Cost-Benefit Analysis for Climate Change Last Updated on 2010-11-12 00:00:00 Mitigation of greenhouse gas emissions may require large (priced at greater than $100 million), government sponsored projects. Governments, in theory, choose the course of action that yields the highest benefits at the lowest costs. In practice, cost-benefit analyses suffer from several problems. Analyses of large projects must account for the complexity and longevity of such endeavors as well as their dependence on leading edge—and often “bleeding edge”—technologies. Moreover, project planning is an imperfect process. that tend to underestimate costs and overestimate benefits. To improve the planning process for large-scale projects such as those for climate change mitigation will require more accurate forecasting methods and better incentives for objectivity. [1] Reference class forecasting One method that may increase the accuracy of... More »
Economics of Global Climate Change Last Updated on 2010-11-12 00:00:00 Most economists agree that market forces are poorly suited to the allocation of natural resources such as Earth’s atmosphere. Market forces refer to the influence of supply and demand on the distribution of goods or services. Supply is the willingness and ability to provide a good or service, and demand is the desire for a good or service, as indicated by the willingness and ability to pay. Market demand refers to the desirability of a good or service in the marketplace. Demand for a good or service depends primarily on its price. As its price increases, consumers will purchase less of the good or service, and the quantity consumed will decrease.
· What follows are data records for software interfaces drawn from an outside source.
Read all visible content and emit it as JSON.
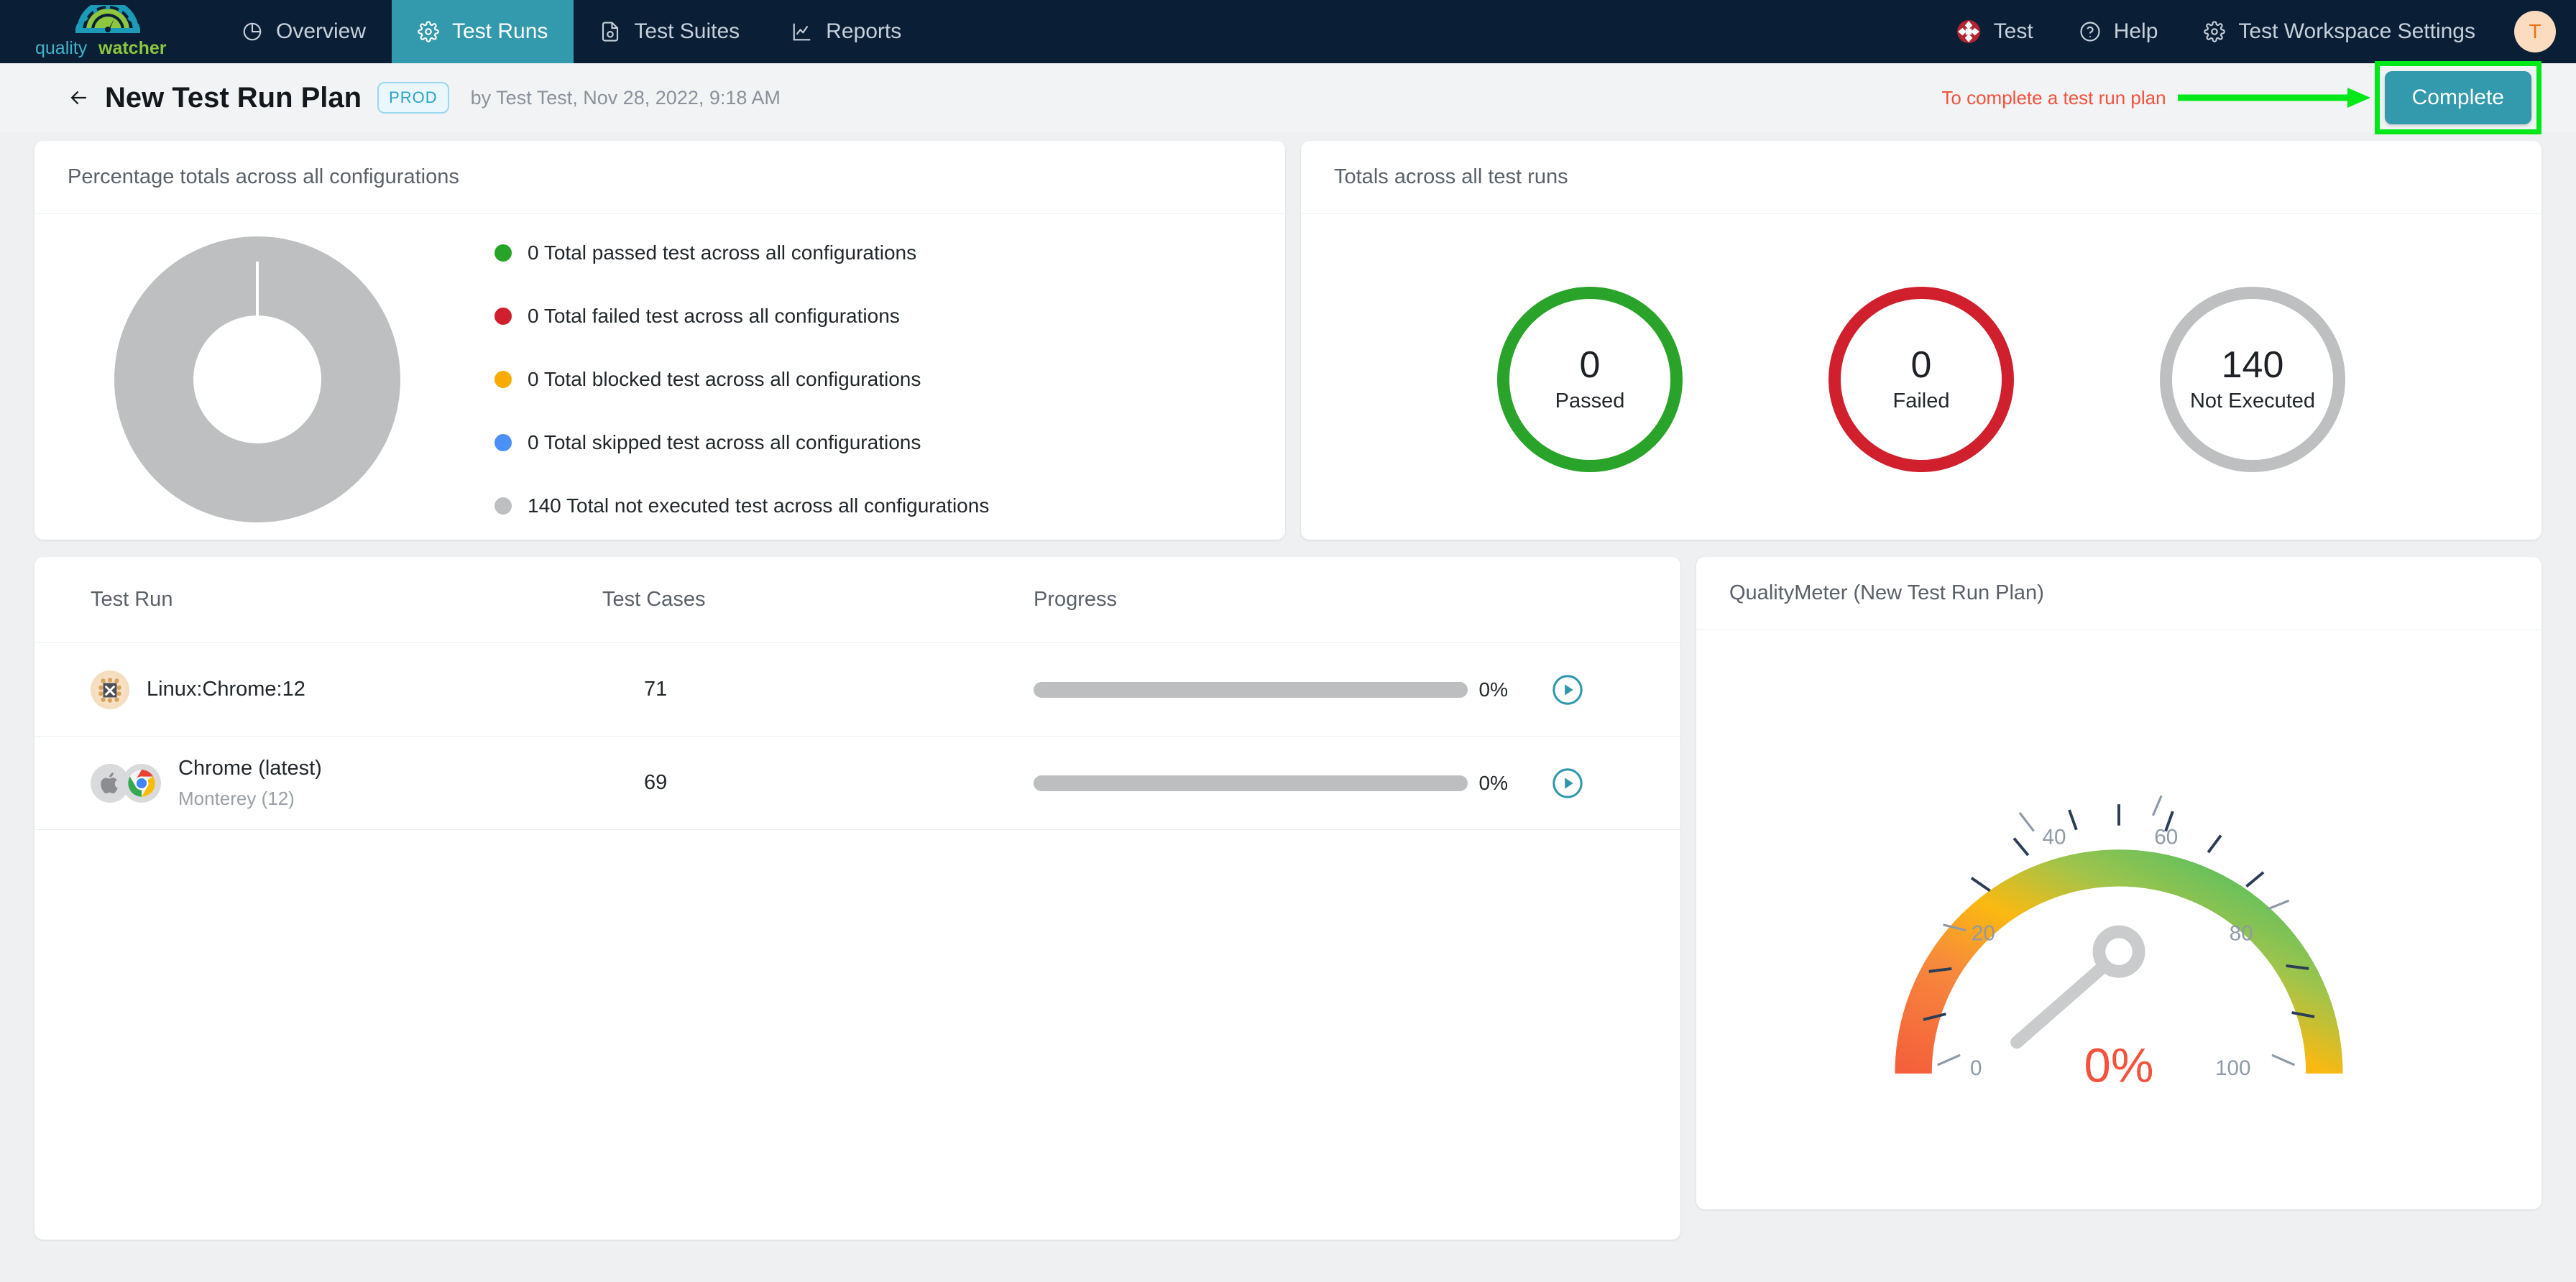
{
  "brand": {
    "name_part1": "quality",
    "name_part2": "watcher"
  },
  "nav": {
    "items": [
      {
        "label": "Overview",
        "icon": "pie-chart-icon",
        "active": false
      },
      {
        "label": "Test Runs",
        "icon": "gear-icon",
        "active": true
      },
      {
        "label": "Test Suites",
        "icon": "document-check-icon",
        "active": false
      },
      {
        "label": "Reports",
        "icon": "line-chart-icon",
        "active": false
      }
    ],
    "right": [
      {
        "label": "Test",
        "icon": "project-icon"
      },
      {
        "label": "Help",
        "icon": "question-circle-icon"
      },
      {
        "label": "Test Workspace Settings",
        "icon": "gear-icon"
      }
    ],
    "avatar_initial": "T",
    "active_tab_color": "#3399ac",
    "bar_color": "#0a1f35"
  },
  "page_header": {
    "back_icon": "arrow-left-icon",
    "title": "New Test Run Plan",
    "env_badge": "PROD",
    "byline": "by Test Test, Nov 28, 2022, 9:18 AM",
    "annotation_text": "To complete a test run plan",
    "annotation_color": "#f4523c",
    "annotation_arrow_color": "#00e817",
    "complete_label": "Complete",
    "complete_color": "#3399ac",
    "highlight_color": "#00e817"
  },
  "percentage_card": {
    "title": "Percentage totals across all configurations"
  },
  "totals_card": {
    "title": "Totals across all test runs",
    "rings": [
      {
        "value": "0",
        "label": "Passed",
        "color": "#2aa32a"
      },
      {
        "value": "0",
        "label": "Failed",
        "color": "#d0202e"
      },
      {
        "value": "140",
        "label": "Not Executed",
        "color": "#bdbfc1"
      }
    ]
  },
  "table": {
    "columns": [
      "Test Run",
      "Test Cases",
      "Progress",
      ""
    ],
    "rows": [
      {
        "name": "Linux:Chrome:12",
        "sub": "",
        "cases": "71",
        "progress": "0%",
        "progress_value": 0,
        "icons": [
          "chip-icon"
        ],
        "action_icon": "play-circle-icon"
      },
      {
        "name": "Chrome (latest)",
        "sub": "Monterey (12)",
        "cases": "69",
        "progress": "0%",
        "progress_value": 0,
        "icons": [
          "apple-icon",
          "chrome-icon"
        ],
        "action_icon": "play-circle-icon"
      }
    ]
  },
  "meter_card": {
    "title": "QualityMeter (New Test Run Plan)",
    "value_label": "0%",
    "value_color": "#f4523c"
  },
  "chart_data": [
    {
      "type": "pie",
      "title": "Percentage totals across all configurations",
      "labels": [
        "0 Total passed test across all configurations",
        "0 Total failed test across all configurations",
        "0 Total blocked test across all configurations",
        "0 Total skipped test across all configurations",
        "140 Total not executed test across all configurations"
      ],
      "values": [
        0,
        0,
        0,
        0,
        140
      ],
      "colors": [
        "#27a327",
        "#d0202e",
        "#f8ab00",
        "#4a90f5",
        "#bdbfc1"
      ],
      "legend": "right",
      "donut": true
    },
    {
      "type": "gauge",
      "title": "QualityMeter (New Test Run Plan)",
      "value": 0,
      "display_value": "0%",
      "min": 0,
      "max": 100,
      "ticks": [
        0,
        20,
        40,
        60,
        80,
        100
      ],
      "gradient": [
        "#f4603c",
        "#f9a33c",
        "#fbb911",
        "#9ec44c",
        "#3bbd6a"
      ]
    }
  ]
}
The entire demand curve will shift to the right if consumers become wealthier (e.g., greater wealth in China increases the demand for electricity and thereby the demand for coal), if alternative goods or services become more... More »
IPCC Fourth Assessment Report, Working Group III: Chapter 6 Last Updated on 2010-08-05 00:00:00 Originally published by our Content Partner: Intergovernmental Panel on Climate Change (other articles) Residential and commercial[1] buildings Table of Contents Executive Summary 6.1 Introduction 6.2 Trends in buildings sector emissions 6.3 Scenarios of carbon emissions resulting from energy use in buildings 6.4 GHG mitigation options in buildings and equipment 6.4.1 Overview of energy efficiency principles 6.4.2 Thermal envelope 6.4.3 Heating systems 6.4.4 Cooling and cooling loads 6.4.5 Heating, ventilation and air conditioning (HVAC) systems 6.4.6 Building energy management systems (BEMS) 6.4.7 Active collection and transformation of solar energy 6.4.8 Domestic hot water 6.4.9 Lighting systems 6.4.10... More »